Activity – Pictures aside, repeat the whole listing word for word.
- Opening Delimiter -
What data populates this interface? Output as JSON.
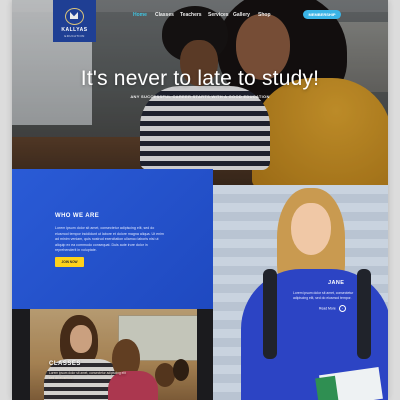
{
  "logo": {
    "name": "KALLYAS",
    "subtitle": "EDUCATION"
  },
  "nav": {
    "items": [
      {
        "label": "Home",
        "active": true
      },
      {
        "label": "Classes",
        "active": false
      },
      {
        "label": "Teachers",
        "active": false
      },
      {
        "label": "Services",
        "active": false
      },
      {
        "label": "Gallery",
        "active": false
      },
      {
        "label": "Shop",
        "active": false
      }
    ],
    "cta_label": "MEMBERSHIP"
  },
  "hero": {
    "headline": "It's never to late to study!",
    "tagline": "ANY SUCCESSFUL CAREER STARTS WITH A GOOD EDUCATION"
  },
  "who_we_are": {
    "title": "WHO WE ARE",
    "text": "Lorem ipsum dolor sit amet, consectetur adipiscing elit, sed do eiusmod tempor incididunt ut labore et dolore magna aliqua. Ut enim ad minim veniam, quis nostrud exercitation ullamco laboris nisi ut aliquip ex ea commodo consequat. Duis aute irure dolor in reprehenderit in voluptate.",
    "button_label": "JOIN NOW"
  },
  "jane": {
    "name": "JANE",
    "text": "Lorem ipsum dolor sit amet, consectetur adipiscing elit, sed do eiusmod tempor.",
    "link_label": "Read More"
  },
  "classes": {
    "title": "CLASSES",
    "text": "Lorem ipsum dolor sit amet, consectetur adipiscing elit sed do eiusmod."
  },
  "colors": {
    "brand_blue": "#1f3f94",
    "section_blue": "#2a5bd6",
    "accent_cyan": "#3bb4e6",
    "button_yellow": "#ffd21a"
  }
}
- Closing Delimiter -
Response –
What data populates this interface? Output as JSON.
{
  "logo": {
    "name": "KALLYAS",
    "subtitle": "EDUCATION"
  },
  "nav": {
    "items": [
      {
        "label": "Home",
        "active": true
      },
      {
        "label": "Classes",
        "active": false
      },
      {
        "label": "Teachers",
        "active": false
      },
      {
        "label": "Services",
        "active": false
      },
      {
        "label": "Gallery",
        "active": false
      },
      {
        "label": "Shop",
        "active": false
      }
    ],
    "cta_label": "MEMBERSHIP"
  },
  "hero": {
    "headline": "It's never to late to study!",
    "tagline": "ANY SUCCESSFUL CAREER STARTS WITH A GOOD EDUCATION"
  },
  "who_we_are": {
    "title": "WHO WE ARE",
    "text": "Lorem ipsum dolor sit amet, consectetur adipiscing elit, sed do eiusmod tempor incididunt ut labore et dolore magna aliqua. Ut enim ad minim veniam, quis nostrud exercitation ullamco laboris nisi ut aliquip ex ea commodo consequat. Duis aute irure dolor in reprehenderit in voluptate.",
    "button_label": "JOIN NOW"
  },
  "jane": {
    "name": "JANE",
    "text": "Lorem ipsum dolor sit amet, consectetur adipiscing elit, sed do eiusmod tempor.",
    "link_label": "Read More"
  },
  "classes": {
    "title": "CLASSES",
    "text": "Lorem ipsum dolor sit amet, consectetur adipiscing elit sed do eiusmod."
  },
  "colors": {
    "brand_blue": "#1f3f94",
    "section_blue": "#2a5bd6",
    "accent_cyan": "#3bb4e6",
    "button_yellow": "#ffd21a"
  }
}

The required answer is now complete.